RECORD EXTRACTS:

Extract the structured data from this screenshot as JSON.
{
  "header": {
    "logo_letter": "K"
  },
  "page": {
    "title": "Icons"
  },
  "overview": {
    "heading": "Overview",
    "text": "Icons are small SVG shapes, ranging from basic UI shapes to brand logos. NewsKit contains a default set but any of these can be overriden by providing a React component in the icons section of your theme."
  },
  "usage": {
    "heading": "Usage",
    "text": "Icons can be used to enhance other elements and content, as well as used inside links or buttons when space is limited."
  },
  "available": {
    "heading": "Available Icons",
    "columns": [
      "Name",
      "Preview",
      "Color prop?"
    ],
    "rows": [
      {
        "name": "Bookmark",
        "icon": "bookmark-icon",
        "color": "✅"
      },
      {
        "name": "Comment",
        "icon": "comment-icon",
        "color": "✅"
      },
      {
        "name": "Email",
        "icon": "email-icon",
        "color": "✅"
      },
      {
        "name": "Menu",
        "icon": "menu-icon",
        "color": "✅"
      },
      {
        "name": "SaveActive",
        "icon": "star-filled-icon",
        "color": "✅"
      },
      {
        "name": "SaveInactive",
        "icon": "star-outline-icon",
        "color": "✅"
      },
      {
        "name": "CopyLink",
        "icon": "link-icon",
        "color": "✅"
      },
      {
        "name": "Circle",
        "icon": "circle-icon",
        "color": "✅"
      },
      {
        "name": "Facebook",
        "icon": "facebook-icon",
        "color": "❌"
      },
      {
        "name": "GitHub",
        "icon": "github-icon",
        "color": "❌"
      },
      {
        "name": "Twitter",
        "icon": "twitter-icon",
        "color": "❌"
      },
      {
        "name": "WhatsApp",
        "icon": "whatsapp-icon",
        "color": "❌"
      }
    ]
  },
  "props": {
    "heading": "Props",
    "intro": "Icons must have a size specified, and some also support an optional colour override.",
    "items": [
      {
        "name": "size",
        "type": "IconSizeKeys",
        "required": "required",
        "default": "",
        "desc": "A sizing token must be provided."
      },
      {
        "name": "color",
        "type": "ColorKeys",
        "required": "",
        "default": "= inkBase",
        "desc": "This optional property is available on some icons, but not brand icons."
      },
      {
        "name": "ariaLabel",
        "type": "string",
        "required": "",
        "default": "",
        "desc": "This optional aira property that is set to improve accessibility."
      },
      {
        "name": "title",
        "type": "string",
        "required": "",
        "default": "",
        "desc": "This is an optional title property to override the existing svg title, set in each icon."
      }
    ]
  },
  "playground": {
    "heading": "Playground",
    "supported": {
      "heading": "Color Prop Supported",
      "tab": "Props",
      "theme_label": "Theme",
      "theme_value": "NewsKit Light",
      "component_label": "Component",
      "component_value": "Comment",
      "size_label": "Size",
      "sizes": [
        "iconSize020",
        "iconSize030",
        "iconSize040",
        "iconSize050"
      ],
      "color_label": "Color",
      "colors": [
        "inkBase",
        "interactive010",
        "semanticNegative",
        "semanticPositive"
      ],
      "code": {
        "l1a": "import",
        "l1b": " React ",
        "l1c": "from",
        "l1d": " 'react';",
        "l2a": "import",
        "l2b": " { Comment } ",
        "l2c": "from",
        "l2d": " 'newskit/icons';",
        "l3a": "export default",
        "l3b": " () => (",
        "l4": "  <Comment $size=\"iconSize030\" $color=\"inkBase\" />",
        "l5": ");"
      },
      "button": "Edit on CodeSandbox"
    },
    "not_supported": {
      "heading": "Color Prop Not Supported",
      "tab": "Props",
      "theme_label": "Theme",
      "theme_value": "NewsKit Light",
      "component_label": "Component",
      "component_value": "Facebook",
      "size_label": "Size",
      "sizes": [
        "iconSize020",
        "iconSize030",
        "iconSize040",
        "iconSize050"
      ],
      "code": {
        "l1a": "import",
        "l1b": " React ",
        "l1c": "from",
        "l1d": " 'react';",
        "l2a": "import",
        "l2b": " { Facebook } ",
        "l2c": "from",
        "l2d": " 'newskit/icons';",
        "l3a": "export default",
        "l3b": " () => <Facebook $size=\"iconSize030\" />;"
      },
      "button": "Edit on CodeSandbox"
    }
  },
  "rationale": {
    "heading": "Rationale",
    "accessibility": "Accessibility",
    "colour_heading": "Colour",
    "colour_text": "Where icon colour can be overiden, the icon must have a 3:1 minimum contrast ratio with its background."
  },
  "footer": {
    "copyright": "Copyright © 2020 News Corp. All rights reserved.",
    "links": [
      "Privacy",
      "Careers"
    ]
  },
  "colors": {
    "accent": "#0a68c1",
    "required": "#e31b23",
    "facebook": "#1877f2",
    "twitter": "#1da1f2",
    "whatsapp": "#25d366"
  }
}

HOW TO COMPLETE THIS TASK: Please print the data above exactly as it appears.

EXPECTED ANSWER:
Extract the structured data from this screenshot as JSON.
{
  "header": {
    "logo_letter": "K"
  },
  "page": {
    "title": "Icons"
  },
  "overview": {
    "heading": "Overview",
    "text": "Icons are small SVG shapes, ranging from basic UI shapes to brand logos. NewsKit contains a default set but any of these can be overriden by providing a React component in the icons section of your theme."
  },
  "usage": {
    "heading": "Usage",
    "text": "Icons can be used to enhance other elements and content, as well as used inside links or buttons when space is limited."
  },
  "available": {
    "heading": "Available Icons",
    "columns": [
      "Name",
      "Preview",
      "Color prop?"
    ],
    "rows": [
      {
        "name": "Bookmark",
        "icon": "bookmark-icon",
        "color": "✅"
      },
      {
        "name": "Comment",
        "icon": "comment-icon",
        "color": "✅"
      },
      {
        "name": "Email",
        "icon": "email-icon",
        "color": "✅"
      },
      {
        "name": "Menu",
        "icon": "menu-icon",
        "color": "✅"
      },
      {
        "name": "SaveActive",
        "icon": "star-filled-icon",
        "color": "✅"
      },
      {
        "name": "SaveInactive",
        "icon": "star-outline-icon",
        "color": "✅"
      },
      {
        "name": "CopyLink",
        "icon": "link-icon",
        "color": "✅"
      },
      {
        "name": "Circle",
        "icon": "circle-icon",
        "color": "✅"
      },
      {
        "name": "Facebook",
        "icon": "facebook-icon",
        "color": "❌"
      },
      {
        "name": "GitHub",
        "icon": "github-icon",
        "color": "❌"
      },
      {
        "name": "Twitter",
        "icon": "twitter-icon",
        "color": "❌"
      },
      {
        "name": "WhatsApp",
        "icon": "whatsapp-icon",
        "color": "❌"
      }
    ]
  },
  "props": {
    "heading": "Props",
    "intro": "Icons must have a size specified, and some also support an optional colour override.",
    "items": [
      {
        "name": "size",
        "type": "IconSizeKeys",
        "required": "required",
        "default": "",
        "desc": "A sizing token must be provided."
      },
      {
        "name": "color",
        "type": "ColorKeys",
        "required": "",
        "default": "= inkBase",
        "desc": "This optional property is available on some icons, but not brand icons."
      },
      {
        "name": "ariaLabel",
        "type": "string",
        "required": "",
        "default": "",
        "desc": "This optional aira property that is set to improve accessibility."
      },
      {
        "name": "title",
        "type": "string",
        "required": "",
        "default": "",
        "desc": "This is an optional title property to override the existing svg title, set in each icon."
      }
    ]
  },
  "playground": {
    "heading": "Playground",
    "supported": {
      "heading": "Color Prop Supported",
      "tab": "Props",
      "theme_label": "Theme",
      "theme_value": "NewsKit Light",
      "component_label": "Component",
      "component_value": "Comment",
      "size_label": "Size",
      "sizes": [
        "iconSize020",
        "iconSize030",
        "iconSize040",
        "iconSize050"
      ],
      "color_label": "Color",
      "colors": [
        "inkBase",
        "interactive010",
        "semanticNegative",
        "semanticPositive"
      ],
      "code": {
        "l1a": "import",
        "l1b": " React ",
        "l1c": "from",
        "l1d": " 'react';",
        "l2a": "import",
        "l2b": " { Comment } ",
        "l2c": "from",
        "l2d": " 'newskit/icons';",
        "l3a": "export default",
        "l3b": " () => (",
        "l4": "  <Comment $size=\"iconSize030\" $color=\"inkBase\" />",
        "l5": ");"
      },
      "button": "Edit on CodeSandbox"
    },
    "not_supported": {
      "heading": "Color Prop Not Supported",
      "tab": "Props",
      "theme_label": "Theme",
      "theme_value": "NewsKit Light",
      "component_label": "Component",
      "component_value": "Facebook",
      "size_label": "Size",
      "sizes": [
        "iconSize020",
        "iconSize030",
        "iconSize040",
        "iconSize050"
      ],
      "code": {
        "l1a": "import",
        "l1b": " React ",
        "l1c": "from",
        "l1d": " 'react';",
        "l2a": "import",
        "l2b": " { Facebook } ",
        "l2c": "from",
        "l2d": " 'newskit/icons';",
        "l3a": "export default",
        "l3b": " () => <Facebook $size=\"iconSize030\" />;"
      },
      "button": "Edit on CodeSandbox"
    }
  },
  "rationale": {
    "heading": "Rationale",
    "accessibility": "Accessibility",
    "colour_heading": "Colour",
    "colour_text": "Where icon colour can be overiden, the icon must have a 3:1 minimum contrast ratio with its background."
  },
  "footer": {
    "copyright": "Copyright © 2020 News Corp. All rights reserved.",
    "links": [
      "Privacy",
      "Careers"
    ]
  },
  "colors": {
    "accent": "#0a68c1",
    "required": "#e31b23",
    "facebook": "#1877f2",
    "twitter": "#1da1f2",
    "whatsapp": "#25d366"
  }
}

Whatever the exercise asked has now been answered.